CARE also examines the financial strength and track record of the promoters, the degree of group support enjoyed particularly at times of stress, nature of business plans and targets, experience of key executives manning important positions and the degree of technology orientation. Strong parentage and group support is viewed favourably by CARE and is examined with respect to past proven support and assurances of future support.

Profitable operations are necessary for insurance companies to operate as a going concern. CARE’s measurement of earnings focuses on an insurer’s ability to efficiently translate its strategies and competitive strengths into growth opportunities and sustainable profit margins. CARE analyses the profitability of the underwriting and investment functions separately.

Underwriting Performance
Underwriting profitability is impacted by the level of premium income, agency commission, staff costs and claims experience. Following ratios are analyzed to gauge the underwriting performance of an insurer:
  • Premium Growth
  • Risk retention
  • Loss ratio
  • Expense ratio
  • Combined ratio
  • Investment Ratio
  • Operating Ratio

Performance of Investment
Investment income is largely a function of the investment strategy followed by the company. The behavior of the securities market and interest rate movements also influence the returns on the investment portfolio. CARE examines the following to assess the performance of investment operations in terms of investment yield. Market risk and its probable impact on earnings is also examined.

Overall Profitability Tests
CARE analyses a few ratios to assess the overall profitability of the insurer. These ratios are analysed over the past few years and compared with the industry benchmarks.
  • Return on Revenue (ROR)
  • Return on Net worth
  • Return on Assets
Good liquidity helps an insurance company to meet policyholder’s obligations promptly. An insurer’s liquidity depends upon the degree to which it can satisfy its financial obligations by holding cash and investments that are sound, diversified and liquid or through operating cash flows. A high degree of liquidity enables an insurer to meet the unexpected cash requirements without untimely sale of investments, which may result in substantial realized losses due to temporary market conditions and/or tax consequences.

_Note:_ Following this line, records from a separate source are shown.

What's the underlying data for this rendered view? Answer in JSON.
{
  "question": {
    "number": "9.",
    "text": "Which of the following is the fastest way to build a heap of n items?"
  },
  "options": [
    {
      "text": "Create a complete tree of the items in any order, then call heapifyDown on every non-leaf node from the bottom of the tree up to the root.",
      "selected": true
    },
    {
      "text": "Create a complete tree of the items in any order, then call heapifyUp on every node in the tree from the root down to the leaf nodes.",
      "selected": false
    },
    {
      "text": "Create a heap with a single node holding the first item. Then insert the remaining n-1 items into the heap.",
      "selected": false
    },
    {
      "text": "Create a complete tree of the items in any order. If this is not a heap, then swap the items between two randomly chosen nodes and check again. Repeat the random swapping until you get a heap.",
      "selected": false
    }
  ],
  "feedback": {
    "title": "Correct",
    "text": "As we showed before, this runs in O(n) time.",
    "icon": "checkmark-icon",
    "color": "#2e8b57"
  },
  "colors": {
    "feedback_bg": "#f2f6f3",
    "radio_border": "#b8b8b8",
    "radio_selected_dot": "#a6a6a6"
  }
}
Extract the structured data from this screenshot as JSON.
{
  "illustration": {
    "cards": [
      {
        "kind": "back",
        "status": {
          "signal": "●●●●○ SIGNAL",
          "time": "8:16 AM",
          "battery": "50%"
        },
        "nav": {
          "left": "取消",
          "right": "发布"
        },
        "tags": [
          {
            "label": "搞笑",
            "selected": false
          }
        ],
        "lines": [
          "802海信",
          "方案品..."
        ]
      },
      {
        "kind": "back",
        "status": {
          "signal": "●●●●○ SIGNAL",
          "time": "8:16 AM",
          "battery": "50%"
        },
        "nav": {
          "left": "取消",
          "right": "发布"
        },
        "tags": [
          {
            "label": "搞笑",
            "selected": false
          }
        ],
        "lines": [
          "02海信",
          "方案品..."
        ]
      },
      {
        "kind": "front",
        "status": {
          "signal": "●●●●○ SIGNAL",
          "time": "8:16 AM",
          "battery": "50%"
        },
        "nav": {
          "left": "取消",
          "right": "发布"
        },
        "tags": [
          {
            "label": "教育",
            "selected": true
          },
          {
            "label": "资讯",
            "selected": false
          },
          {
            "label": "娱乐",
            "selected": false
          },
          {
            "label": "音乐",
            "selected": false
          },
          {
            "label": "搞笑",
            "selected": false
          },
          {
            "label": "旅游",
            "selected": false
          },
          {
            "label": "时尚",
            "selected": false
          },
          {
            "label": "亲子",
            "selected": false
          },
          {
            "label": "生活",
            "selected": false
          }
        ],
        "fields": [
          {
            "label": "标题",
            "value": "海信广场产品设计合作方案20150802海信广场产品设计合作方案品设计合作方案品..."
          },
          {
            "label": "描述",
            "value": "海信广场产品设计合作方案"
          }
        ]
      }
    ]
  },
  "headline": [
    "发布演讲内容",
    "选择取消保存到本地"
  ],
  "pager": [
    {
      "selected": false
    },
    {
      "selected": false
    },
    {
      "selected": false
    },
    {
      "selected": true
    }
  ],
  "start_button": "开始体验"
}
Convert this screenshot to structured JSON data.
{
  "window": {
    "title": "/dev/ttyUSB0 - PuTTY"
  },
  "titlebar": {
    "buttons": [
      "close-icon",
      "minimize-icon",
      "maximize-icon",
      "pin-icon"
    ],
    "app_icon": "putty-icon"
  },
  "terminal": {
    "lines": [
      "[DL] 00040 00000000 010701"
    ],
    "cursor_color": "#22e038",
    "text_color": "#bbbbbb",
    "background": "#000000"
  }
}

Some of the ratios examined by CARE for assessing the liquidity of an insurer include:
  • Measurement of liquid assets vis-a-vis technical reserves
  • Current Liquidity
  • Operating Cash Flow
While analyzing an insurer’s liquidity, CARE would critically examine the Asset Liability Maturity (ALM) profile of the insurer. CARE would also examine the impact of stress tests on the ALM to understand the shock absorbing capacity in the event of an unforeseen loss of confidence, sudden catastrophe losses or wide fluctuations in the security markets.

Adequacy of solvency margin forms the basic foundation for meeting policyholder obligations. All insurance companies are required to comply with solvency margin requirements of the regulator. CARE further analyses the impact of changes in key variables on solvency margin to ascertain the strength of the insurer.

Apart from the above, CARE also assesses the current as well as potential underwriting capacity through an analysis of a firm’s Operating Leverage.

Reserving Policy
CARE would study the reserving policy of the insurer and would examine the claims experience vis-a- vis the reserves created. The shortfall in reserves, if any, would then be compared with the insurer’s net worth.

Apart from relying on regulatory guidance on prescribed solvency levels, CARE would assess the capital adequacy of the insurer. CARE believes that capital adequacy addresses the impact of all dimensions of risk in the long term and therefore helps in arriving at a realistic level of risk.

The rating process takes about two to three weeks, depending on the complexity of the assignment and the flow of information from the client. Ratings are assigned by the Rating Committee.